Less plastic to throw away. No more plastic tampon applicators or disposable pads—reusable period underwear is undoubtedly much more environmentally friendly than the usual stuff.
They look and feel like regular underwear. Although you might expect them to be bulky, period panties aren’t that different from the regular kind. And, you can even wear them when you’re off your period, so what’s not to love about that?
You have to rinse them out before washing them. After using period underwear, you’re supposed to rinse out the underwear with cold water before washing them in the machine. For some folks, that’s not a problem at all. For others, it’s an extra step they’d rather not have. Or, maybe the sight of the blood rinsing out is an issue. Like we said before: getting in touch with your body and its natural functions is a good thing!
They take a little testing. Some people have reported that they can make it through the workday without leaks, while others need to change. If you have a heavy flow, you may need to test the panties out a couple of times before deciding to wear them at work or school.

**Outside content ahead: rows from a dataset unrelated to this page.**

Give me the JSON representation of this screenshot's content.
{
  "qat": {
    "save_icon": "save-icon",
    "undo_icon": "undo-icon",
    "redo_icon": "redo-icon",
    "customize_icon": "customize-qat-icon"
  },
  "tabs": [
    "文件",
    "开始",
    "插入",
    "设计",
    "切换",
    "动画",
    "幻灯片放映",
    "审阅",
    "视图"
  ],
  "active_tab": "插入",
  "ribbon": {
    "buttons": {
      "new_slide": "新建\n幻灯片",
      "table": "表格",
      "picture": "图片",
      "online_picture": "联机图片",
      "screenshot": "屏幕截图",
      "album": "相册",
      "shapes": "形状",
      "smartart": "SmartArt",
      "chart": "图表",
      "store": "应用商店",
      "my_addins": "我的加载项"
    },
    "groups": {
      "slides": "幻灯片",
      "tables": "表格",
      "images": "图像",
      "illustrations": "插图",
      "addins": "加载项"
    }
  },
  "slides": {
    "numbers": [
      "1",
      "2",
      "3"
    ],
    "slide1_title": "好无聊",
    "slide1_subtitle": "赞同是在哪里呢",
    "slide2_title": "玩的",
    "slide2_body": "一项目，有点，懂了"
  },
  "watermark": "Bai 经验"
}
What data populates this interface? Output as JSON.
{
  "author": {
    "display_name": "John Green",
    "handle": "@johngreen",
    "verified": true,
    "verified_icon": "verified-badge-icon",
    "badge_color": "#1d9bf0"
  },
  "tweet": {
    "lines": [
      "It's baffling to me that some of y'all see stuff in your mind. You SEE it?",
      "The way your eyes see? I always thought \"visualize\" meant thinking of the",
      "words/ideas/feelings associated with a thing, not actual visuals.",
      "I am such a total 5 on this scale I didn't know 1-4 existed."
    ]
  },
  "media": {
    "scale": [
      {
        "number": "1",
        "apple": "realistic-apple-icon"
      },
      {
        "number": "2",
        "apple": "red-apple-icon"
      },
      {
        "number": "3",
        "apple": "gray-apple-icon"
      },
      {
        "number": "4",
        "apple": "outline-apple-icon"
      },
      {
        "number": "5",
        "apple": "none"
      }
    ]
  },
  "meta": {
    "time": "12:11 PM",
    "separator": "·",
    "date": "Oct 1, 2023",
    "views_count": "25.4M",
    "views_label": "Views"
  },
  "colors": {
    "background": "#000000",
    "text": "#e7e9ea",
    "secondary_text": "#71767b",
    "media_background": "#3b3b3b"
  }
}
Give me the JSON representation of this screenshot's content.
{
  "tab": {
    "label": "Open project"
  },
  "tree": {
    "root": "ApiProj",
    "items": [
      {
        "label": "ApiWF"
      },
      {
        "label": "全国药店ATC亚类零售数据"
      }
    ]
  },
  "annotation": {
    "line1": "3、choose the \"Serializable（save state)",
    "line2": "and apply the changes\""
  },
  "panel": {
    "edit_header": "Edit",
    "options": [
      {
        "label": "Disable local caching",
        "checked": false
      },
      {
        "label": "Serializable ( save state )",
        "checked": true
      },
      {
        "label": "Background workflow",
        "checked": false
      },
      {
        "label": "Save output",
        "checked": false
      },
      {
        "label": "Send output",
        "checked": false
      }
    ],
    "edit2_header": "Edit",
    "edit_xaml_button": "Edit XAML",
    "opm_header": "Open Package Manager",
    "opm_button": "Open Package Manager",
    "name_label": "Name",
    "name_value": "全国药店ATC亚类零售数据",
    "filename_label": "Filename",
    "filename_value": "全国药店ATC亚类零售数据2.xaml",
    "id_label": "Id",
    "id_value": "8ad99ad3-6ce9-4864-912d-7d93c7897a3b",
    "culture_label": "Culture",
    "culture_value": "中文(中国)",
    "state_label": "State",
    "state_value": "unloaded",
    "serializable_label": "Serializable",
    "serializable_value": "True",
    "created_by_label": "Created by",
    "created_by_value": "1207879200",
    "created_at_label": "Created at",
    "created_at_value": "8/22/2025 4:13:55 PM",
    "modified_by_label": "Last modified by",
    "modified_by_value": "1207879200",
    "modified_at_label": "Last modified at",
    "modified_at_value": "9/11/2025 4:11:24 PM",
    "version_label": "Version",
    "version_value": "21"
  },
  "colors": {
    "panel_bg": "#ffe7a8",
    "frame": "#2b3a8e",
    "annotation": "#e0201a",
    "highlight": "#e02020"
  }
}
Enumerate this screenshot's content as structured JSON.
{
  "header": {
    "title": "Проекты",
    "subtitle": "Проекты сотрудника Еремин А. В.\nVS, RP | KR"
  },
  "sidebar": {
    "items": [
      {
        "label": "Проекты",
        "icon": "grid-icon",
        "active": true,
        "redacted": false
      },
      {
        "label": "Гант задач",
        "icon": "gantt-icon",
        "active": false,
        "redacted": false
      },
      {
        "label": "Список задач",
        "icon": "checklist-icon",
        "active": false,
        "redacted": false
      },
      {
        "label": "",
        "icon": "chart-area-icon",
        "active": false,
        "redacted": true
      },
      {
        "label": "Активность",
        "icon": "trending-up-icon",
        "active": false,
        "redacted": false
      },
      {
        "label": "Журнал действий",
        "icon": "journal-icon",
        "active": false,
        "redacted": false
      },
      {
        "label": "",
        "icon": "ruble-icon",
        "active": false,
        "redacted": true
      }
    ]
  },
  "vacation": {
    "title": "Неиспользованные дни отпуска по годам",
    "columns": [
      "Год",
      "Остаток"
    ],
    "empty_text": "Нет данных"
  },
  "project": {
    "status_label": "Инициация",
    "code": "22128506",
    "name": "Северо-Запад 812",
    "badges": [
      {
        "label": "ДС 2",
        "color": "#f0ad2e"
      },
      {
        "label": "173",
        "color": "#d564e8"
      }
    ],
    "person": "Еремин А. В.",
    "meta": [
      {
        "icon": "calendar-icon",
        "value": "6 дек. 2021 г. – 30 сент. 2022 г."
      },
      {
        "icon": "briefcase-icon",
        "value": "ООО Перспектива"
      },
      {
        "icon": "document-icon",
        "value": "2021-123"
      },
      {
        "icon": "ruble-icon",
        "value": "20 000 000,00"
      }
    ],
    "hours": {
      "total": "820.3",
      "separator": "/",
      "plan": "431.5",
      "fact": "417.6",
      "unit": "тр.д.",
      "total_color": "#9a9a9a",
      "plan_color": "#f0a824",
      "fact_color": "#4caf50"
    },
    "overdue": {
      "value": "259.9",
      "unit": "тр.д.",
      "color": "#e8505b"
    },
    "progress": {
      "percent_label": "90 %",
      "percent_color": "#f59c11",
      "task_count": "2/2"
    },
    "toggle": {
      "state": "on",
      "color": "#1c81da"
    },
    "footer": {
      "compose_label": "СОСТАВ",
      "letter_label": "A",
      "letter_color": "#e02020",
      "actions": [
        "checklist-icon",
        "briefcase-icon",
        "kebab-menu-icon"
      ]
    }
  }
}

You may end up needing to use tampons (or another product) alongside the panties. Depending on your flow, you may find that the period panties don’t provide enough coverage. If that’s the case, you might have to supplement with other methods, which may mean the old-fashioned way: with throwaway products.
They’re pricey. Most period underwear starts at around 30 dollars a pair. Since washing between every wear during your period seems pretty unlikely, you’d probably need to get at least five pairs or more if you want to rely on the underwear alone.
Exercise + period = good? Read our tips for exercising during your period here!
Some final thoughts
Here’s an idea: Give both of the eco-friendly period products above a try to see what works for you. It’s a win-win—use the menstrual cup for swimming, wear the underwear on light-flow days, and on heavy-flow nights, combine the menstrual products to ensure a super secure slumber.
We’re excited for what’s to come in this burgeoning industry. Keep your eyes peeled!